Beautiful Ruins - I don't think I knew enough about this book to fully appreciate it until I was too far into it to have paid attention to the details I needed for full enjoyment. Does that even make sense? I think I would love this book on a reread. Here's what you need to know: this is a story told in a non-linear way with various narrators, including a 20-year-old Italian man in 1962 and a present day young woman working in Hollywood. The root of the action is the fictitious behind-the-scenes drama that went on while filming the movie Cleopatra in the 60s. It had its share of real world drama, but this book tells a story of what could have been. There's romance, people making poor decisions, and over-the-top characters. It all wraps up nicely at the end, too. I would recommend this one for a quick read, maybe on a plane. (Also recommended by Book Hunters).
(A) Inside the O'Briens - I was worried that this book would be too dark and sad, but after a month of fluff and clunkers, I was ready to dive in. This book is heartbreaking. It makes you wonder why you read it, because it will only make you sad, but knowing that real-life people are dealing with this just made me want to know more about the awfulness that is Huntington's Disease. The author's ability to weave a story and realistically explain the effects of a terrible disease kept me interested the whole time. I get what the author did with the ending and the point she was trying to make - and I mean, do we really want to watch these characters we had grown to like suffer? - but the open-endedness of it didn't leave me satisfied. I still liked the book overall, though.
DNF - The Spool of Blue Thread - This was also recommended to me by my library's Book Hunters program. It started slow, and I consulted Goodreads to see if it was worth sticking it out, and basically read that nothing ever happened and all it did was tell you about the characters.
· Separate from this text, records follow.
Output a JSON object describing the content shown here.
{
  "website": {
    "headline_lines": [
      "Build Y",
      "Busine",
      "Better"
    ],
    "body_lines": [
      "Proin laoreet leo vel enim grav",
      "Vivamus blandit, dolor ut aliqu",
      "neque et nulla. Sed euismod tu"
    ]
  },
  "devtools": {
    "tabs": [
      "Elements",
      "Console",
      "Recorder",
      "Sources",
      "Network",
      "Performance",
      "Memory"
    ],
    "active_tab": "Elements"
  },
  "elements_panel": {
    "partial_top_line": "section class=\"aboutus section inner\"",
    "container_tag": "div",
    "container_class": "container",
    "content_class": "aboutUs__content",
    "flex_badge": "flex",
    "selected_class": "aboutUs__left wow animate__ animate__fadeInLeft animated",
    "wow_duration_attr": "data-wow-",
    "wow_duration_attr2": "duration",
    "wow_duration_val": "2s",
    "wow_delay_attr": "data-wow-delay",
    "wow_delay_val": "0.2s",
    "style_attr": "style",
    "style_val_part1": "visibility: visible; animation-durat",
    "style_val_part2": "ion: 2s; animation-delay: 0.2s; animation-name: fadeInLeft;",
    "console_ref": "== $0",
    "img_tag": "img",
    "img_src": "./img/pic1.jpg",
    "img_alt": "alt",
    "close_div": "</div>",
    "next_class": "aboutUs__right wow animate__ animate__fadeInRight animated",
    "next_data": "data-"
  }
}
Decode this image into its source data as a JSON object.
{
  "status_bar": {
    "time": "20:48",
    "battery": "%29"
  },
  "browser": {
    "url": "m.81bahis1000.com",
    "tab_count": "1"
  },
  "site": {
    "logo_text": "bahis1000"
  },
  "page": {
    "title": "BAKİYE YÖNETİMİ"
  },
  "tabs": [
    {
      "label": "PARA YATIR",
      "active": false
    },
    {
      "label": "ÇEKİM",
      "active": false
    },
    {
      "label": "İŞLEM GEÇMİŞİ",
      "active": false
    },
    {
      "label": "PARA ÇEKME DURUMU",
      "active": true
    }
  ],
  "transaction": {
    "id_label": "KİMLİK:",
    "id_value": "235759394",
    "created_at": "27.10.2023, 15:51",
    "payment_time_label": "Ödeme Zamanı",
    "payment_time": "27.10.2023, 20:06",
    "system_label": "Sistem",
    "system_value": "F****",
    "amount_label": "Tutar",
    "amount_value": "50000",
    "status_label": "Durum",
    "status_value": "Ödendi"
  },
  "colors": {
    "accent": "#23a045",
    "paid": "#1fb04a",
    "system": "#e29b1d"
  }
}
I had other books waiting for me, so I let it go.
I'm currently reading Matthew Quick's Sorta Like a Rockstar which is written in annoying, teenage girl prose but I'm mostly biding my time with it since I'm next to borrow several books at the library, including Furiously Happy and Why Not Me?.
Thanks as always to Steph and Jana for hosting the link-up - I give it tons of credit for helping me with my goal of finishing 70 books this year!